Exercise description —
Repeat the data in full and exactly. Leave the pictures out.

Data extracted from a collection
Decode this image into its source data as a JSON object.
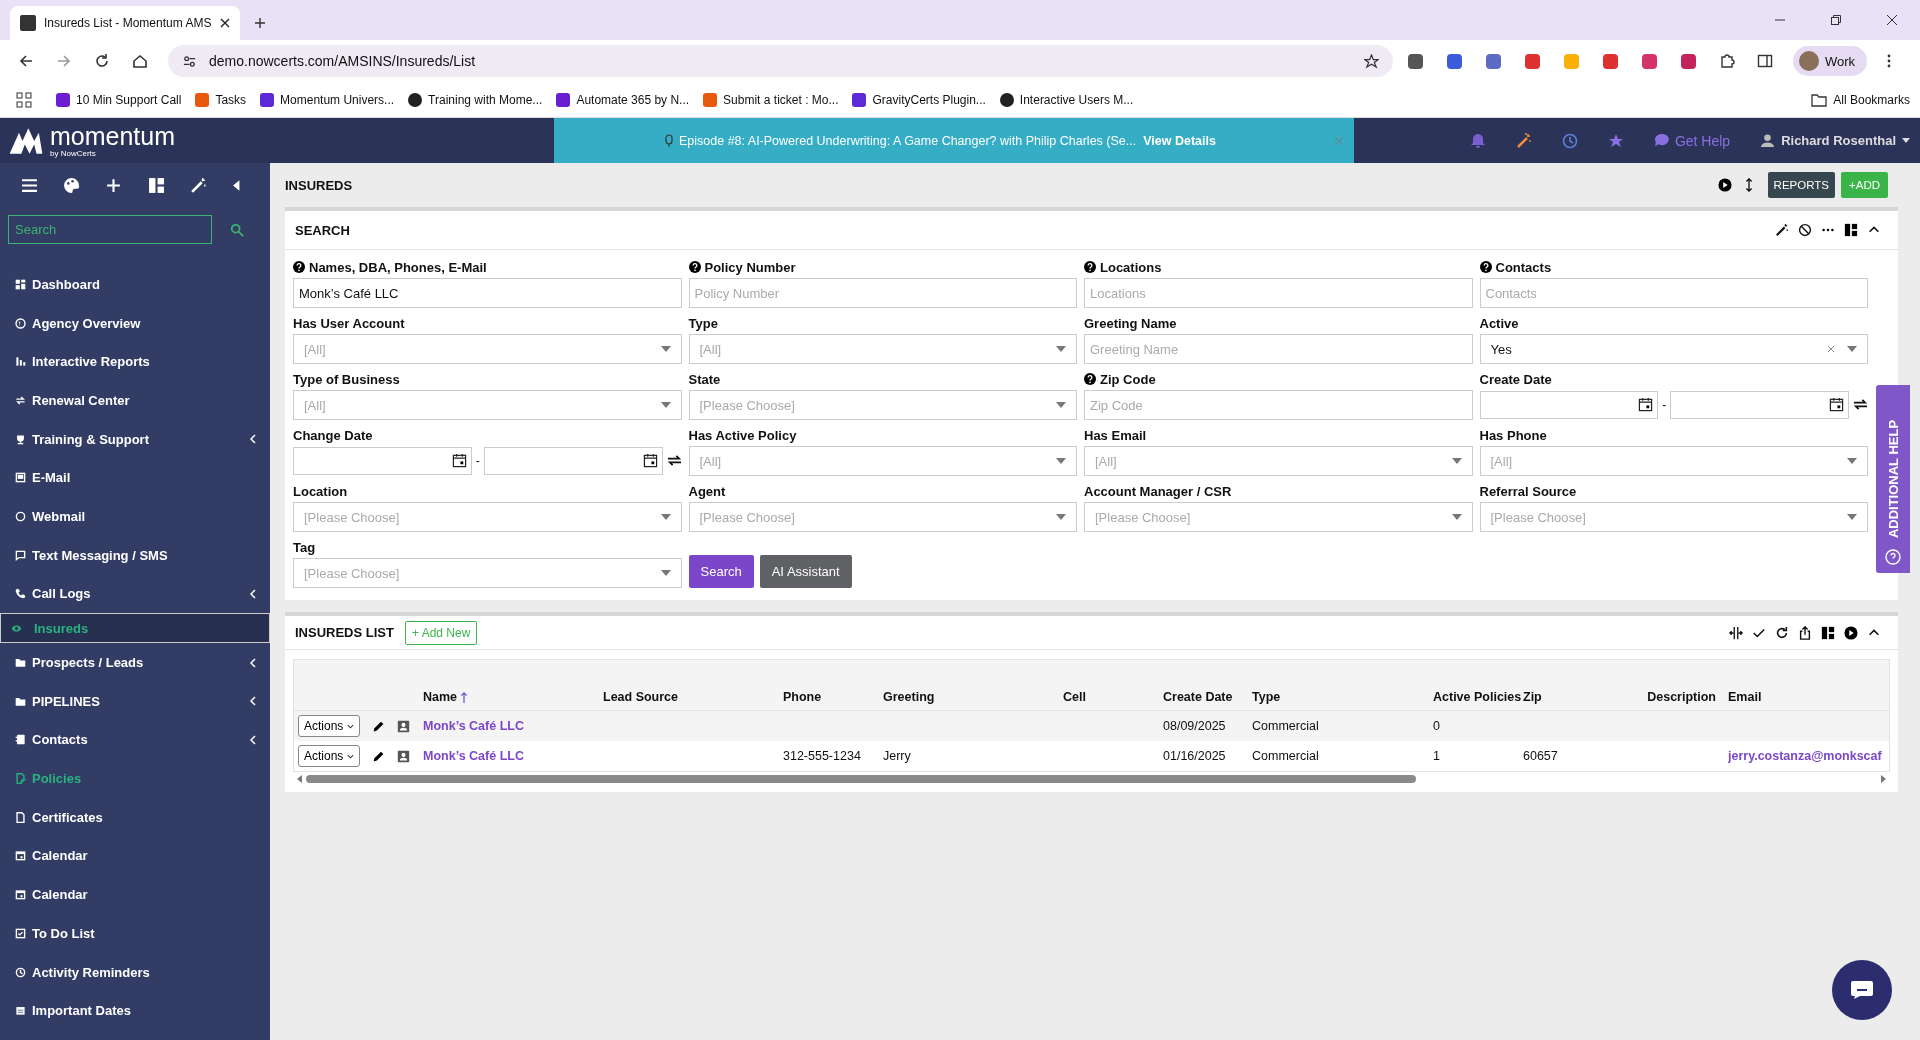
{
  "browser": {
    "tab_title": "Insureds List - Momentum AMS",
    "url": "demo.nowcerts.com/AMSINS/Insureds/List",
    "profile": "Work",
    "bookmarks": [
      "10 Min Support Call",
      "Tasks",
      "Momentum Univers...",
      "Training with Mome...",
      "Automate 365 by N...",
      "Submit a ticket : Mo...",
      "GravityCerts Plugin...",
      "Interactive Users M..."
    ],
    "all_bookmarks": "All Bookmarks"
  },
  "header": {
    "logo": "momentum",
    "logo_sub": "by NowCerts",
    "banner_text": "Episode #8: AI-Powered Underwriting: A Game Changer? with Philip Charles (Se...",
    "banner_link": "View Details",
    "help": "Get Help",
    "user": "Richard Rosenthal"
  },
  "sidebar": {
    "search_placeholder": "Search",
    "items": [
      {
        "label": "Dashboard",
        "selected": false,
        "accent": false,
        "expandable": false
      },
      {
        "label": "Agency Overview",
        "selected": false,
        "accent": false,
        "expandable": false
      },
      {
        "label": "Interactive Reports",
        "selected": false,
        "accent": false,
        "expandable": false
      },
      {
        "label": "Renewal Center",
        "selected": false,
        "accent": false,
        "expandable": false
      },
      {
        "label": "Training & Support",
        "selected": false,
        "accent": false,
        "expandable": true
      },
      {
        "label": "E-Mail",
        "selected": false,
        "accent": false,
        "expandable": false
      },
      {
        "label": "Webmail",
        "selected": false,
        "accent": false,
        "expandable": false
      },
      {
        "label": "Text Messaging / SMS",
        "selected": false,
        "accent": false,
        "expandable": false
      },
      {
        "label": "Call Logs",
        "selected": false,
        "accent": false,
        "expandable": true
      },
      {
        "label": "Insureds",
        "selected": true,
        "accent": true,
        "expandable": false
      },
      {
        "label": "Prospects / Leads",
        "selected": false,
        "accent": false,
        "expandable": true
      },
      {
        "label": "PIPELINES",
        "selected": false,
        "accent": false,
        "expandable": true
      },
      {
        "label": "Contacts",
        "selected": false,
        "accent": false,
        "expandable": true
      },
      {
        "label": "Policies",
        "selected": false,
        "accent": true,
        "expandable": false
      },
      {
        "label": "Certificates",
        "selected": false,
        "accent": false,
        "expandable": false
      },
      {
        "label": "Calendar",
        "selected": false,
        "accent": false,
        "expandable": false
      },
      {
        "label": "Calendar",
        "selected": false,
        "accent": false,
        "expandable": false
      },
      {
        "label": "To Do List",
        "selected": false,
        "accent": false,
        "expandable": false
      },
      {
        "label": "Activity Reminders",
        "selected": false,
        "accent": false,
        "expandable": false
      },
      {
        "label": "Important Dates",
        "selected": false,
        "accent": false,
        "expandable": false
      }
    ]
  },
  "page": {
    "title": "INSUREDS",
    "reports": "REPORTS",
    "add": "+ADD"
  },
  "search": {
    "title": "SEARCH",
    "search_button": "Search",
    "ai_button": "AI Assistant",
    "fields": [
      {
        "kind": "text",
        "label": "Names, DBA, Phones, E-Mail",
        "help": true,
        "value": "Monk’s Café LLC"
      },
      {
        "kind": "text",
        "label": "Policy Number",
        "help": true,
        "placeholder": "Policy Number"
      },
      {
        "kind": "text",
        "label": "Locations",
        "help": true,
        "placeholder": "Locations"
      },
      {
        "kind": "text",
        "label": "Contacts",
        "help": true,
        "placeholder": "Contacts"
      },
      {
        "kind": "select",
        "label": "Has User Account",
        "help": false,
        "placeholder": "[All]",
        "clearable": false
      },
      {
        "kind": "select",
        "label": "Type",
        "help": false,
        "placeholder": "[All]",
        "clearable": false
      },
      {
        "kind": "text",
        "label": "Greeting Name",
        "help": false,
        "placeholder": "Greeting Name"
      },
      {
        "kind": "select",
        "label": "Active",
        "help": false,
        "value": "Yes",
        "clearable": true
      },
      {
        "kind": "select",
        "label": "Type of Business",
        "help": false,
        "placeholder": "[All]",
        "clearable": false
      },
      {
        "kind": "select",
        "label": "State",
        "help": false,
        "placeholder": "[Please Choose]",
        "clearable": false
      },
      {
        "kind": "text",
        "label": "Zip Code",
        "help": true,
        "placeholder": "Zip Code"
      },
      {
        "kind": "daterange",
        "label": "Create Date",
        "help": false,
        "separator": "-"
      },
      {
        "kind": "daterange",
        "label": "Change Date",
        "help": false,
        "separator": "-"
      },
      {
        "kind": "select",
        "label": "Has Active Policy",
        "help": false,
        "placeholder": "[All]",
        "clearable": false
      },
      {
        "kind": "select",
        "label": "Has Email",
        "help": false,
        "placeholder": "[All]",
        "clearable": false
      },
      {
        "kind": "select",
        "label": "Has Phone",
        "help": false,
        "placeholder": "[All]",
        "clearable": false
      },
      {
        "kind": "select",
        "label": "Location",
        "help": false,
        "placeholder": "[Please Choose]",
        "clearable": false
      },
      {
        "kind": "select",
        "label": "Agent",
        "help": false,
        "placeholder": "[Please Choose]",
        "clearable": false
      },
      {
        "kind": "select",
        "label": "Account Manager / CSR",
        "help": false,
        "placeholder": "[Please Choose]",
        "clearable": false
      },
      {
        "kind": "select",
        "label": "Referral Source",
        "help": false,
        "placeholder": "[Please Choose]",
        "clearable": false
      },
      {
        "kind": "select",
        "label": "Tag",
        "help": false,
        "placeholder": "[Please Choose]",
        "clearable": false
      }
    ]
  },
  "list": {
    "title": "INSUREDS LIST",
    "add_new": "+ Add New",
    "columns": [
      {
        "label": "Name",
        "sorted": true
      },
      {
        "label": "Lead Source",
        "sorted": false
      },
      {
        "label": "Phone",
        "sorted": false
      },
      {
        "label": "Greeting",
        "sorted": false
      },
      {
        "label": "Cell",
        "sorted": false
      },
      {
        "label": "Create Date",
        "sorted": false
      },
      {
        "label": "Type",
        "sorted": false
      },
      {
        "label": "Active Policies",
        "sorted": false
      },
      {
        "label": "Zip",
        "sorted": false
      },
      {
        "label": "Description",
        "sorted": false
      },
      {
        "label": "Email",
        "sorted": false
      }
    ],
    "rows": [
      {
        "action": "Actions",
        "cells": [
          {
            "text": "Monk’s Café LLC",
            "kind": "link"
          },
          null,
          null,
          null,
          null,
          {
            "text": "08/09/2025",
            "kind": "text"
          },
          {
            "text": "Commercial",
            "kind": "text"
          },
          {
            "text": "0",
            "kind": "text"
          },
          null,
          null,
          null
        ]
      },
      {
        "action": "Actions",
        "cells": [
          {
            "text": "Monk’s Café LLC",
            "kind": "link"
          },
          null,
          {
            "text": "312-555-1234",
            "kind": "text"
          },
          {
            "text": "Jerry",
            "kind": "text"
          },
          null,
          {
            "text": "01/16/2025",
            "kind": "text"
          },
          {
            "text": "Commercial",
            "kind": "text"
          },
          {
            "text": "1",
            "kind": "text"
          },
          {
            "text": "60657",
            "kind": "text"
          },
          null,
          {
            "text": "jerry.costanza@monkscaf",
            "kind": "link"
          }
        ]
      }
    ]
  },
  "help_tab": {
    "label": "ADDITIONAL HELP"
  }
}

Reply —
Decode this image into its source data as a JSON object.
{
  "browser": {
    "tab_title": "Insureds List - Momentum AMS",
    "url": "demo.nowcerts.com/AMSINS/Insureds/List",
    "profile": "Work",
    "bookmarks": [
      "10 Min Support Call",
      "Tasks",
      "Momentum Univers...",
      "Training with Mome...",
      "Automate 365 by N...",
      "Submit a ticket : Mo...",
      "GravityCerts Plugin...",
      "Interactive Users M..."
    ],
    "all_bookmarks": "All Bookmarks"
  },
  "header": {
    "logo": "momentum",
    "logo_sub": "by NowCerts",
    "banner_text": "Episode #8: AI-Powered Underwriting: A Game Changer? with Philip Charles (Se...",
    "banner_link": "View Details",
    "help": "Get Help",
    "user": "Richard Rosenthal"
  },
  "sidebar": {
    "search_placeholder": "Search",
    "items": [
      {
        "label": "Dashboard",
        "selected": false,
        "accent": false,
        "expandable": false
      },
      {
        "label": "Agency Overview",
        "selected": false,
        "accent": false,
        "expandable": false
      },
      {
        "label": "Interactive Reports",
        "selected": false,
        "accent": false,
        "expandable": false
      },
      {
        "label": "Renewal Center",
        "selected": false,
        "accent": false,
        "expandable": false
      },
      {
        "label": "Training & Support",
        "selected": false,
        "accent": false,
        "expandable": true
      },
      {
        "label": "E-Mail",
        "selected": false,
        "accent": false,
        "expandable": false
      },
      {
        "label": "Webmail",
        "selected": false,
        "accent": false,
        "expandable": false
      },
      {
        "label": "Text Messaging / SMS",
        "selected": false,
        "accent": false,
        "expandable": false
      },
      {
        "label": "Call Logs",
        "selected": false,
        "accent": false,
        "expandable": true
      },
      {
        "label": "Insureds",
        "selected": true,
        "accent": true,
        "expandable": false
      },
      {
        "label": "Prospects / Leads",
        "selected": false,
        "accent": false,
        "expandable": true
      },
      {
        "label": "PIPELINES",
        "selected": false,
        "accent": false,
        "expandable": true
      },
      {
        "label": "Contacts",
        "selected": false,
        "accent": false,
        "expandable": true
      },
      {
        "label": "Policies",
        "selected": false,
        "accent": true,
        "expandable": false
      },
      {
        "label": "Certificates",
        "selected": false,
        "accent": false,
        "expandable": false
      },
      {
        "label": "Calendar",
        "selected": false,
        "accent": false,
        "expandable": false
      },
      {
        "label": "Calendar",
        "selected": false,
        "accent": false,
        "expandable": false
      },
      {
        "label": "To Do List",
        "selected": false,
        "accent": false,
        "expandable": false
      },
      {
        "label": "Activity Reminders",
        "selected": false,
        "accent": false,
        "expandable": false
      },
      {
        "label": "Important Dates",
        "selected": false,
        "accent": false,
        "expandable": false
      }
    ]
  },
  "page": {
    "title": "INSUREDS",
    "reports": "REPORTS",
    "add": "+ADD"
  },
  "search": {
    "title": "SEARCH",
    "search_button": "Search",
    "ai_button": "AI Assistant",
    "fields": [
      {
        "kind": "text",
        "label": "Names, DBA, Phones, E-Mail",
        "help": true,
        "value": "Monk’s Café LLC"
      },
      {
        "kind": "text",
        "label": "Policy Number",
        "help": true,
        "placeholder": "Policy Number"
      },
      {
        "kind": "text",
        "label": "Locations",
        "help": true,
        "placeholder": "Locations"
      },
      {
        "kind": "text",
        "label": "Contacts",
        "help": true,
        "placeholder": "Contacts"
      },
      {
        "kind": "select",
        "label": "Has User Account",
        "help": false,
        "placeholder": "[All]",
        "clearable": false
      },
      {
        "kind": "select",
        "label": "Type",
        "help": false,
        "placeholder": "[All]",
        "clearable": false
      },
      {
        "kind": "text",
        "label": "Greeting Name",
        "help": false,
        "placeholder": "Greeting Name"
      },
      {
        "kind": "select",
        "label": "Active",
        "help": false,
        "value": "Yes",
        "clearable": true
      },
      {
        "kind": "select",
        "label": "Type of Business",
        "help": false,
        "placeholder": "[All]",
        "clearable": false
      },
      {
        "kind": "select",
        "label": "State",
        "help": false,
        "placeholder": "[Please Choose]",
        "clearable": false
      },
      {
        "kind": "text",
        "label": "Zip Code",
        "help": true,
        "placeholder": "Zip Code"
      },
      {
        "kind": "daterange",
        "label": "Create Date",
        "help": false,
        "separator": "-"
      },
      {
        "kind": "daterange",
        "label": "Change Date",
        "help": false,
        "separator": "-"
      },
      {
        "kind": "select",
        "label": "Has Active Policy",
        "help": false,
        "placeholder": "[All]",
        "clearable": false
      },
      {
        "kind": "select",
        "label": "Has Email",
        "help": false,
        "placeholder": "[All]",
        "clearable": false
      },
      {
        "kind": "select",
        "label": "Has Phone",
        "help": false,
        "placeholder": "[All]",
        "clearable": false
      },
      {
        "kind": "select",
        "label": "Location",
        "help": false,
        "placeholder": "[Please Choose]",
        "clearable": false
      },
      {
        "kind": "select",
        "label": "Agent",
        "help": false,
        "placeholder": "[Please Choose]",
        "clearable": false
      },
      {
        "kind": "select",
        "label": "Account Manager / CSR",
        "help": false,
        "placeholder": "[Please Choose]",
        "clearable": false
      },
      {
        "kind": "select",
        "label": "Referral Source",
        "help": false,
        "placeholder": "[Please Choose]",
        "clearable": false
      },
      {
        "kind": "select",
        "label": "Tag",
        "help": false,
        "placeholder": "[Please Choose]",
        "clearable": false
      }
    ]
  },
  "list": {
    "title": "INSUREDS LIST",
    "add_new": "+ Add New",
    "columns": [
      {
        "label": "Name",
        "sorted": true
      },
      {
        "label": "Lead Source",
        "sorted": false
      },
      {
        "label": "Phone",
        "sorted": false
      },
      {
        "label": "Greeting",
        "sorted": false
      },
      {
        "label": "Cell",
        "sorted": false
      },
      {
        "label": "Create Date",
        "sorted": false
      },
      {
        "label": "Type",
        "sorted": false
      },
      {
        "label": "Active Policies",
        "sorted": false
      },
      {
        "label": "Zip",
        "sorted": false
      },
      {
        "label": "Description",
        "sorted": false
      },
      {
        "label": "Email",
        "sorted": false
      }
    ],
    "rows": [
      {
        "action": "Actions",
        "cells": [
          {
            "text": "Monk’s Café LLC",
            "kind": "link"
          },
          null,
          null,
          null,
          null,
          {
            "text": "08/09/2025",
            "kind": "text"
          },
          {
            "text": "Commercial",
            "kind": "text"
          },
          {
            "text": "0",
            "kind": "text"
          },
          null,
          null,
          null
        ]
      },
      {
        "action": "Actions",
        "cells": [
          {
            "text": "Monk’s Café LLC",
            "kind": "link"
          },
          null,
          {
            "text": "312-555-1234",
            "kind": "text"
          },
          {
            "text": "Jerry",
            "kind": "text"
          },
          null,
          {
            "text": "01/16/2025",
            "kind": "text"
          },
          {
            "text": "Commercial",
            "kind": "text"
          },
          {
            "text": "1",
            "kind": "text"
          },
          {
            "text": "60657",
            "kind": "text"
          },
          null,
          {
            "text": "jerry.costanza@monkscaf",
            "kind": "link"
          }
        ]
      }
    ]
  },
  "help_tab": {
    "label": "ADDITIONAL HELP"
  }
}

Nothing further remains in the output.